The pandemic, the Labor Day fires, the February ice storm and the lifestyle changes that came with each have had an impact on the health of both children and adults.
“The last year has taken its toll on the nervous system, and headaches, anxiety, dizziness are some of the most common conditions I work with,” Prill described.
“In children this may show up as trouble with reading, issues with paying attention, low energy, and inability to regulate emotions. Screen time exacerbates these conditions based on the way the nervous system is wired. Eye movements, balance and knowing where you are in space are some of the brain’s top priorities, and screen-time, stress and sedentary lifestyles do not support proper input to keep the brain active and highly functioning.”
Screen time is also something over which – unlike natural disasters, job loss or illness – many families can exert at least some control.
“I don’t think most of the effects from increased screen time will be long term,” Hamblin speculated.
“My hope is that we can get our kids outside more over the summer months and encourage them to ‘unplug’ for a while. I anticipate that school will be getting back to ‘pre-COVID normal’ starting next fall, and they won’t have to spend as much time in front of a screen while learning.”

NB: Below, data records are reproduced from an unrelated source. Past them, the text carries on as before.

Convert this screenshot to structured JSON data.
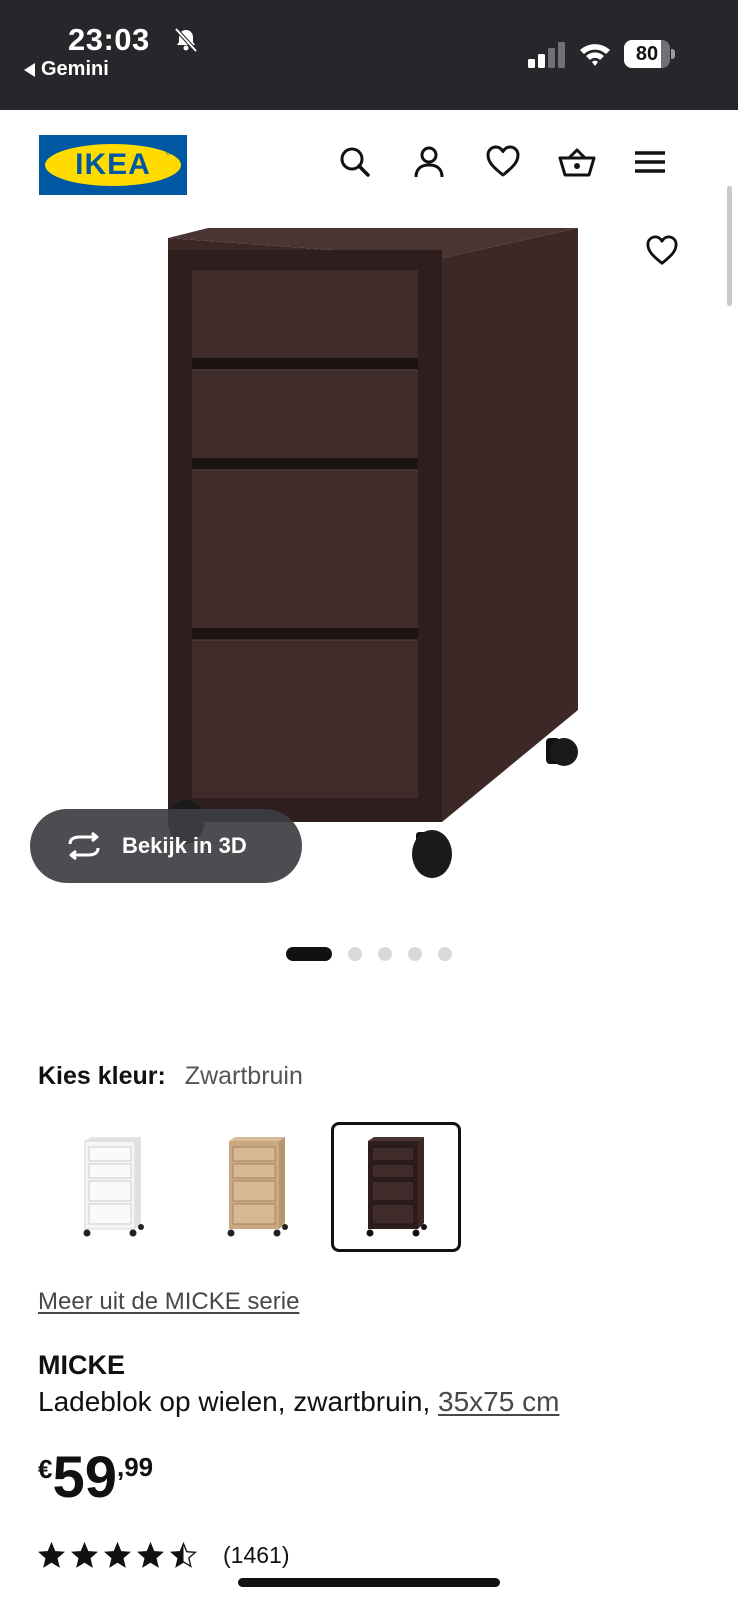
{
  "status_bar": {
    "time": "23:03",
    "back_app": "Gemini",
    "battery": "80",
    "battery_level": 0.8
  },
  "header": {
    "logo_text": "IKEA",
    "icons": [
      "search-icon",
      "account-icon",
      "heart-icon",
      "basket-icon",
      "menu-icon"
    ]
  },
  "gallery": {
    "view_3d_label": "Bekijk in 3D",
    "image_count": 5,
    "active_index": 0
  },
  "color_picker": {
    "label": "Kies kleur:",
    "selected_value": "Zwartbruin",
    "options": [
      {
        "name": "white",
        "color": "#f3f3f3"
      },
      {
        "name": "oak",
        "color": "#c9a882"
      },
      {
        "name": "black-brown",
        "color": "#3d2b2a"
      }
    ],
    "selected_index": 2
  },
  "series_link": "Meer uit de MICKE serie",
  "product": {
    "name": "MICKE",
    "description": "Ladeblok op wielen, zwartbruin,",
    "dimensions": "35x75 cm",
    "price": {
      "currency": "€",
      "integer": "59",
      "decimal": ",99"
    },
    "rating": {
      "value": 4.5,
      "max": 5,
      "count": "(1461)"
    }
  },
  "colors": {
    "status_bar_bg": "#25272b",
    "ikea_blue": "#0058a3",
    "ikea_yellow": "#ffdb00",
    "cabinet": "#3b2827"
  }
}
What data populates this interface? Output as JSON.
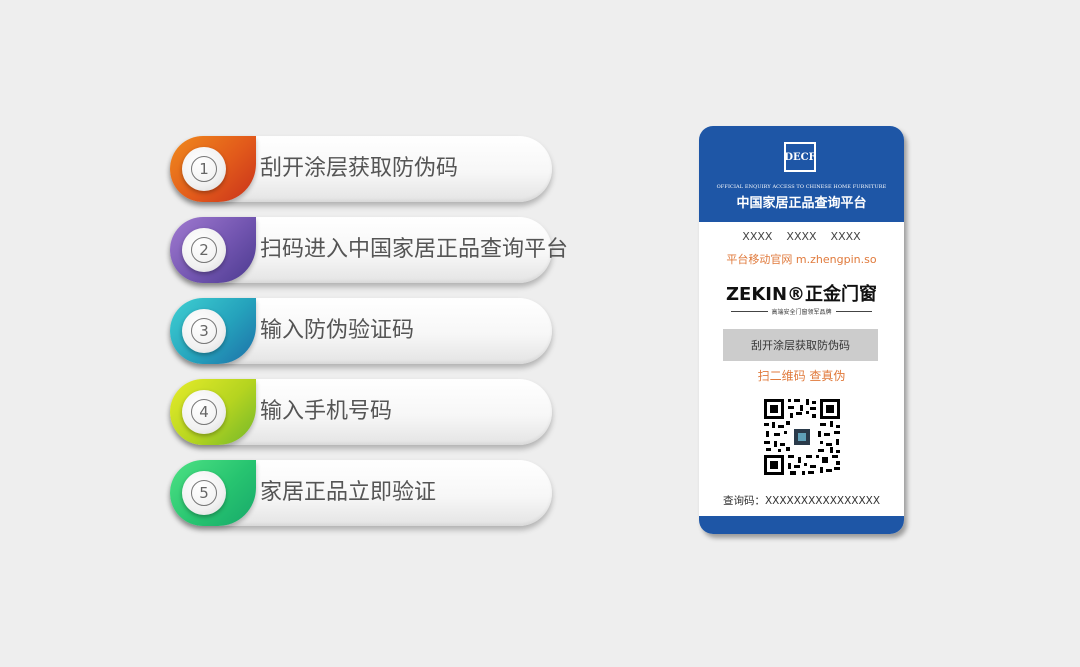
{
  "steps": [
    {
      "num": "①",
      "label": "刮开涂层获取防伪码",
      "color_from": "#f08a1c",
      "color_to": "#c8311b"
    },
    {
      "num": "②",
      "label": "扫码进入中国家居正品查询平台",
      "color_from": "#8a64c2",
      "color_to": "#4b3a8f"
    },
    {
      "num": "③",
      "label": "输入防伪验证码",
      "color_from": "#2ec0c8",
      "color_to": "#1d6fa8"
    },
    {
      "num": "④",
      "label": "输入手机号码",
      "color_from": "#d8e21a",
      "color_to": "#72b72a"
    },
    {
      "num": "⑤",
      "label": "家居正品立即验证",
      "color_from": "#35d874",
      "color_to": "#17a86a"
    }
  ],
  "card": {
    "logo": "DECF",
    "header_en": "OFFICIAL ENQUIRY ACCESS TO CHINESE HOME FURNITURE",
    "header_cn": "中国家居正品查询平台",
    "placeholder_row": "XXXX    XXXX    XXXX",
    "site_row": "平台移动官网 m.zhengpin.so",
    "brand": "ZEKIN®正金门窗",
    "tagline": "高端安全门窗领军品牌",
    "scratch_label": "刮开涂层获取防伪码",
    "scan_row": "扫二维码 查真伪",
    "query_row": "查询码：XXXXXXXXXXXXXXXX",
    "accent_color": "#1e56a6",
    "orange_color": "#e07a3c"
  }
}
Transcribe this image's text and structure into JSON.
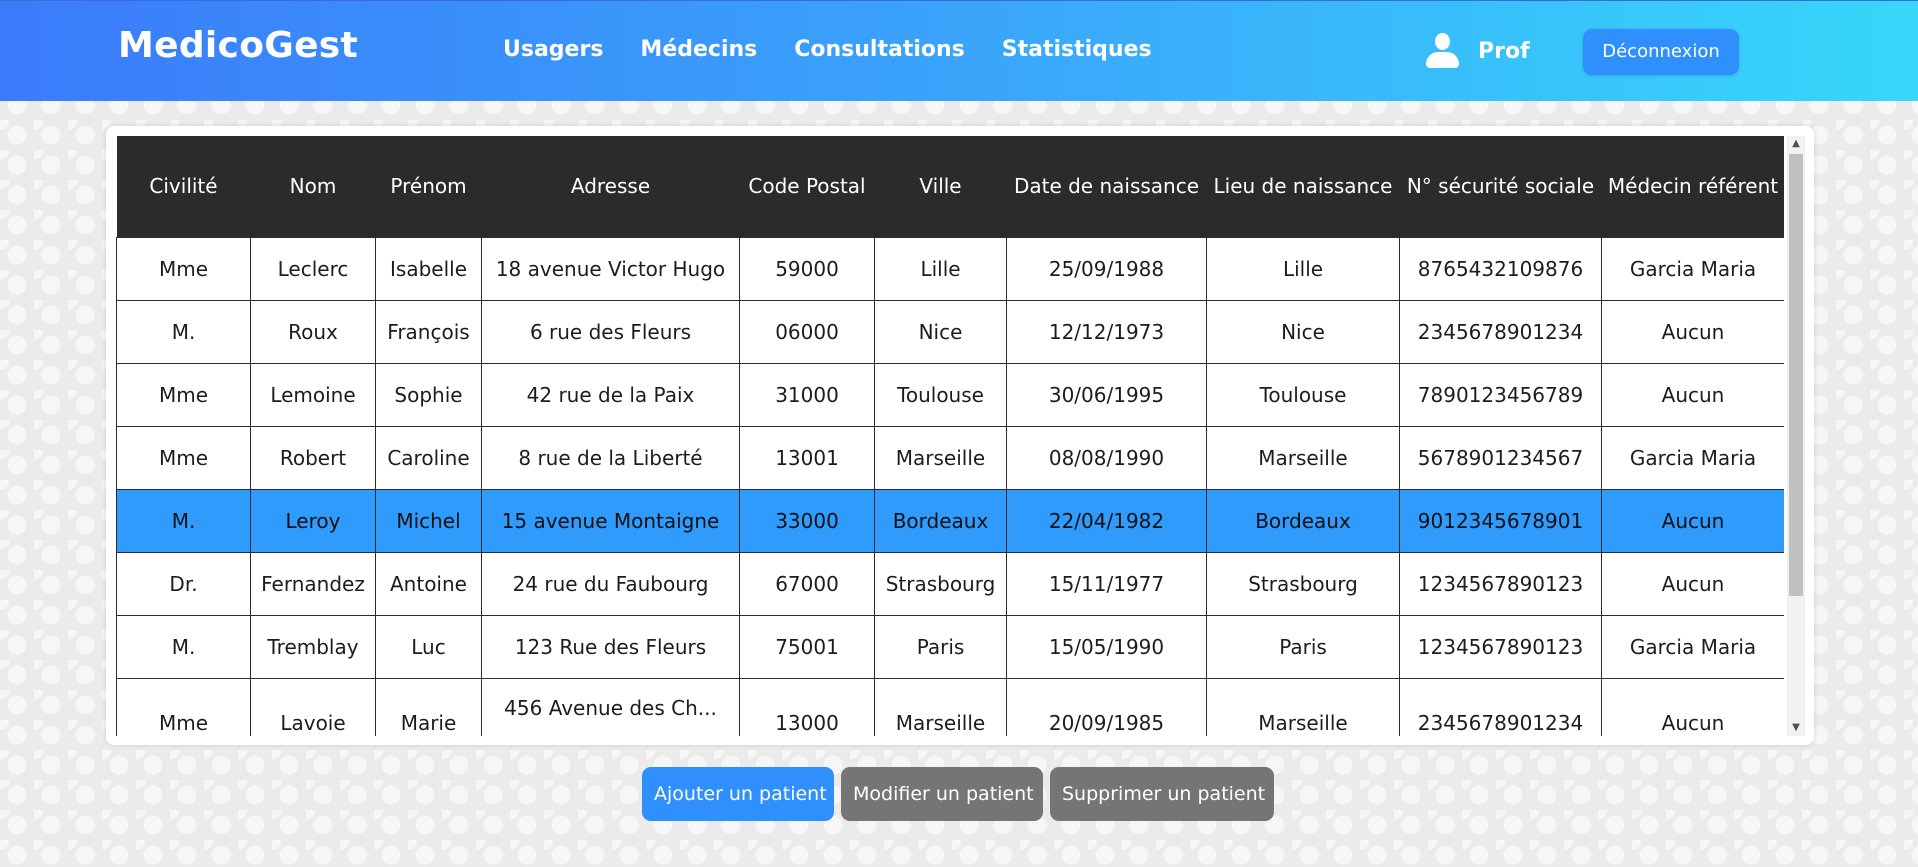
{
  "header": {
    "brand": "MedicoGest",
    "nav": [
      "Usagers",
      "Médecins",
      "Consultations",
      "Statistiques"
    ],
    "user": "Prof",
    "logout_label": "Déconnexion"
  },
  "table": {
    "columns": [
      "Civilité",
      "Nom",
      "Prénom",
      "Adresse",
      "Code Postal",
      "Ville",
      "Date de naissance",
      "Lieu de naissance",
      "N° sécurité sociale",
      "Médecin référent"
    ],
    "rows": [
      [
        "Mme",
        "Leclerc",
        "Isabelle",
        "18 avenue Victor Hugo",
        "59000",
        "Lille",
        "25/09/1988",
        "Lille",
        "8765432109876",
        "Garcia Maria"
      ],
      [
        "M.",
        "Roux",
        "François",
        "6 rue des Fleurs",
        "06000",
        "Nice",
        "12/12/1973",
        "Nice",
        "2345678901234",
        "Aucun"
      ],
      [
        "Mme",
        "Lemoine",
        "Sophie",
        "42 rue de la Paix",
        "31000",
        "Toulouse",
        "30/06/1995",
        "Toulouse",
        "7890123456789",
        "Aucun"
      ],
      [
        "Mme",
        "Robert",
        "Caroline",
        "8 rue de la Liberté",
        "13001",
        "Marseille",
        "08/08/1990",
        "Marseille",
        "5678901234567",
        "Garcia Maria"
      ],
      [
        "M.",
        "Leroy",
        "Michel",
        "15 avenue Montaigne",
        "33000",
        "Bordeaux",
        "22/04/1982",
        "Bordeaux",
        "9012345678901",
        "Aucun"
      ],
      [
        "Dr.",
        "Fernandez",
        "Antoine",
        "24 rue du Faubourg",
        "67000",
        "Strasbourg",
        "15/11/1977",
        "Strasbourg",
        "1234567890123",
        "Aucun"
      ],
      [
        "M.",
        "Tremblay",
        "Luc",
        "123 Rue des Fleurs",
        "75001",
        "Paris",
        "15/05/1990",
        "Paris",
        "1234567890123",
        "Garcia Maria"
      ],
      [
        "Mme",
        "Lavoie",
        "Marie",
        "456 Avenue des Ch...",
        "13000",
        "Marseille",
        "20/09/1985",
        "Marseille",
        "2345678901234",
        "Aucun"
      ]
    ],
    "selected_row": 4
  },
  "actions": {
    "add": "Ajouter un patient",
    "edit": "Modifier un patient",
    "delete": "Supprimer un patient"
  },
  "colors": {
    "accent": "#2f8ffc",
    "selected_row": "#2f9bfc",
    "header_dark": "#2b2b2b",
    "button_gray": "#757575"
  }
}
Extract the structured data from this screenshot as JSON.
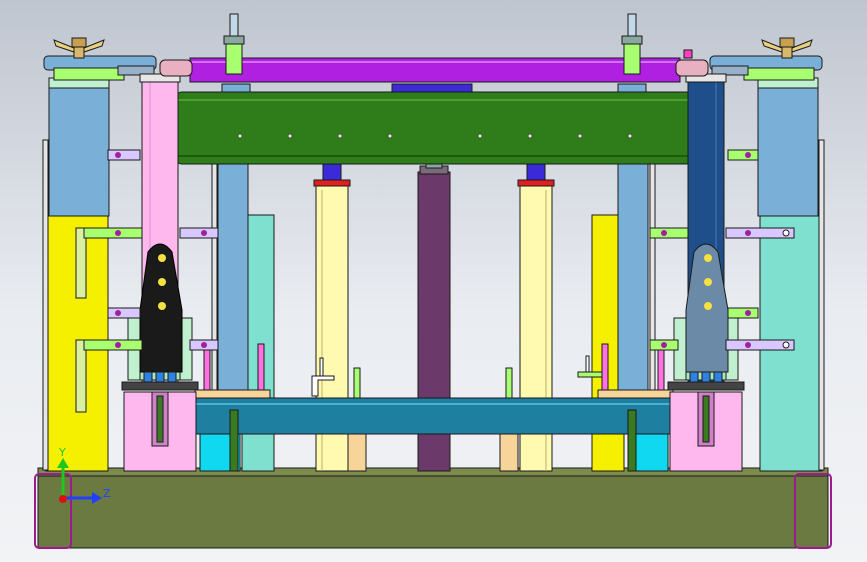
{
  "viewport": {
    "background_top": "#bfc5cf",
    "background_bottom": "#f2f3f5"
  },
  "triad": {
    "y_label": "Y",
    "z_label": "Z",
    "y_color": "#1ec81e",
    "z_color": "#2040ff",
    "origin_color": "#e01010"
  },
  "colors": {
    "edge": "#1a1a1a",
    "base_plate": "#6b7a40",
    "base_frame": "#a01a8f",
    "top_beam": "#b020e0",
    "upper_roller": "#2f7d1a",
    "lower_roller": "#1f7fa0",
    "yellow_post": "#f5f000",
    "light_blue_post": "#7ab0d8",
    "cyan_post": "#7fe0d0",
    "pink": "#ffb8ee",
    "dark_blue": "#1f4f8a",
    "center_column": "#6b3a6a",
    "cream_column": "#fffab0",
    "green_bracket": "#a8ff70",
    "lavender_bracket": "#d8c8ff",
    "black_clamp": "#1a1a1a",
    "slate_clamp": "#6a8aa8",
    "mint_block": "#c0f0d0",
    "orange_pad": "#f7d49a",
    "cyan_block": "#10d8f0"
  }
}
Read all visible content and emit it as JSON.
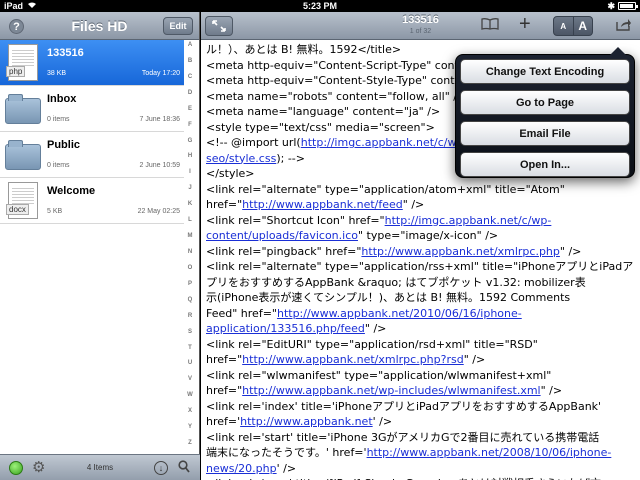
{
  "status_bar": {
    "carrier": "iPad",
    "time": "5:23 PM",
    "bluetooth": "✱",
    "battery_level": 0.8
  },
  "sidebar": {
    "title": "Files HD",
    "help_label": "?",
    "edit_label": "Edit",
    "files": [
      {
        "name": "133516",
        "size": "38 KB",
        "date": "Today 17:20",
        "kind": "doc",
        "ext": "php",
        "selected": true
      },
      {
        "name": "Inbox",
        "size": "0 items",
        "date": "7 June 18:36",
        "kind": "folder"
      },
      {
        "name": "Public",
        "size": "0 items",
        "date": "2 June 10:59",
        "kind": "folder"
      },
      {
        "name": "Welcome",
        "size": "5 KB",
        "date": "22 May 02:25",
        "kind": "doc",
        "ext": "docx"
      }
    ],
    "index": [
      "A",
      "B",
      "C",
      "D",
      "E",
      "F",
      "G",
      "H",
      "I",
      "J",
      "K",
      "L",
      "M",
      "N",
      "O",
      "P",
      "Q",
      "R",
      "S",
      "T",
      "U",
      "V",
      "W",
      "X",
      "Y",
      "Z",
      "#"
    ],
    "toolbar": {
      "items_count": "4 Items"
    }
  },
  "main": {
    "title": "133516",
    "pages": "1 of 32",
    "textsize_small": "A",
    "textsize_big": "A",
    "lines": [
      [
        {
          "t": "ル！）、あとは B! 無料。1592</title>"
        }
      ],
      [
        {
          "t": "<meta http-equiv=\"Content-Script-Type\" cont"
        }
      ],
      [
        {
          "t": "<meta http-equiv=\"Content-Style-Type\" conte"
        }
      ],
      [
        {
          "t": "<meta name=\"robots\" content=\"follow, all\" />"
        }
      ],
      [
        {
          "t": "<meta name=\"language\" content=\"ja\" />"
        }
      ],
      [
        {
          "t": "<style type=\"text/css\" media=\"screen\">"
        }
      ],
      [
        {
          "t": "<!-- @import url("
        },
        {
          "t": "http://imgc.appbank.net/c/wp",
          "link": true
        }
      ],
      [
        {
          "t": "seo/style.css",
          "link": true
        },
        {
          "t": "); -->"
        }
      ],
      [
        {
          "t": "</style>"
        }
      ],
      [
        {
          "t": "<link rel=\"alternate\" type=\"application/atom+xml\" title=\"Atom\""
        }
      ],
      [
        {
          "t": "href=\""
        },
        {
          "t": "http://www.appbank.net/feed",
          "link": true
        },
        {
          "t": "\" />"
        }
      ],
      [
        {
          "t": "<link rel=\"Shortcut Icon\" href=\""
        },
        {
          "t": "http://imgc.appbank.net/c/wp-",
          "link": true
        }
      ],
      [
        {
          "t": "content/uploads/favicon.ico",
          "link": true
        },
        {
          "t": "\" type=\"image/x-icon\" />"
        }
      ],
      [
        {
          "t": "<link rel=\"pingback\" href=\""
        },
        {
          "t": "http://www.appbank.net/xmlrpc.php",
          "link": true
        },
        {
          "t": "\" />"
        }
      ],
      [
        {
          "t": "<link rel=\"alternate\" type=\"application/rss+xml\" title=\"iPhoneアプリとiPadア"
        }
      ],
      [
        {
          "t": "プリをおすすめするAppBank &raquo; はてブポケット v1.32: mobilizer表"
        }
      ],
      [
        {
          "t": "示(iPhone表示が速くてシンプル！)、あとは B! 無料。1592 Comments"
        }
      ],
      [
        {
          "t": "Feed\" href=\""
        },
        {
          "t": "http://www.appbank.net/2010/06/16/iphone-",
          "link": true
        }
      ],
      [
        {
          "t": "application/133516.php/feed",
          "link": true
        },
        {
          "t": "\" />"
        }
      ],
      [
        {
          "t": "<link rel=\"EditURI\" type=\"application/rsd+xml\" title=\"RSD\""
        }
      ],
      [
        {
          "t": "href=\""
        },
        {
          "t": "http://www.appbank.net/xmlrpc.php?rsd",
          "link": true
        },
        {
          "t": "\" />"
        }
      ],
      [
        {
          "t": "<link rel=\"wlwmanifest\" type=\"application/wlwmanifest+xml\""
        }
      ],
      [
        {
          "t": "href=\""
        },
        {
          "t": "http://www.appbank.net/wp-includes/wlwmanifest.xml",
          "link": true
        },
        {
          "t": "\" />"
        }
      ],
      [
        {
          "t": "<link rel='index' title='iPhoneアプリとiPadアプリをおすすめするAppBank'"
        }
      ],
      [
        {
          "t": "href='"
        },
        {
          "t": "http://www.appbank.net",
          "link": true
        },
        {
          "t": "' />"
        }
      ],
      [
        {
          "t": "<link rel='start' title='iPhone 3GがアメリカGで2番目に売れている携帯電話"
        }
      ],
      [
        {
          "t": "端末になったそうです。' href='"
        },
        {
          "t": "http://www.appbank.net/2008/10/06/iphone-",
          "link": true
        }
      ],
      [
        {
          "t": "news/20.php",
          "link": true
        },
        {
          "t": "' />"
        }
      ],
      [
        {
          "t": "<link rel='prev' title='[iPad] Simply Gomoku: あとは対戦相手さえいれば文"
        }
      ]
    ]
  },
  "popover": {
    "items": [
      "Change Text Encoding",
      "Go to Page",
      "Email File",
      "Open In..."
    ]
  }
}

Amy Coyle, a principal in the Salem-Keizer School District, hopes so as well, agreeing with Hamblin that summer may be just what many students need to break the on-screen cycle.
“It’s that natural transition and break time,” she said. “You can change things and kids will adapt to it.”
That is especially true if the changes are made by the family as a unit.
“Unplug and get outside,” Hamblin suggested.
“That includes us parents, too. We all need to get away from electronics more and engage one-on-one with our children through play, arts and crafts, cooking/eating, outdoor activities.
“No need to wean slowly. All you need to do is sit down and have a mutual understanding between the adults in the home (very important to have consistency) and the children with regard to appropriate electronic/media usage.”
But it is also important to model grace and resiliency because changing behaviors can be hard and the pandemic has still increased the stress level and workload of many.
“This last year has been a year of resilience, adaptability and flexibility,” Prill said.
“I know that parents are doing the best they can. Keep educating and learning about how all these changes are affecting overall health, and move forward with grace and compassion.”
Symptoms of Excess Screen Time
• Physical: neck, back and shoulder pain and headaches
• Mental: aggression, difficulty regulating mood and poor sleeping habits
Tips for Decreasing Screen Time
• Unplug for the summer.
• Remember old pastimes: sports, arts and crafts, cooking or music
• Nurture the parent-child relationship through reading, playing or hands-on education.
• Reconnect with nature on a walk, hike or scavenger hunt.
• Make a family plan healthychildren.org can help
When Screen Time is a must
• Take frequent breaks
• Use manipulatives along with the screen: pencil and paper, blocks, Legos, scissors and glue
• Emphasize educational programming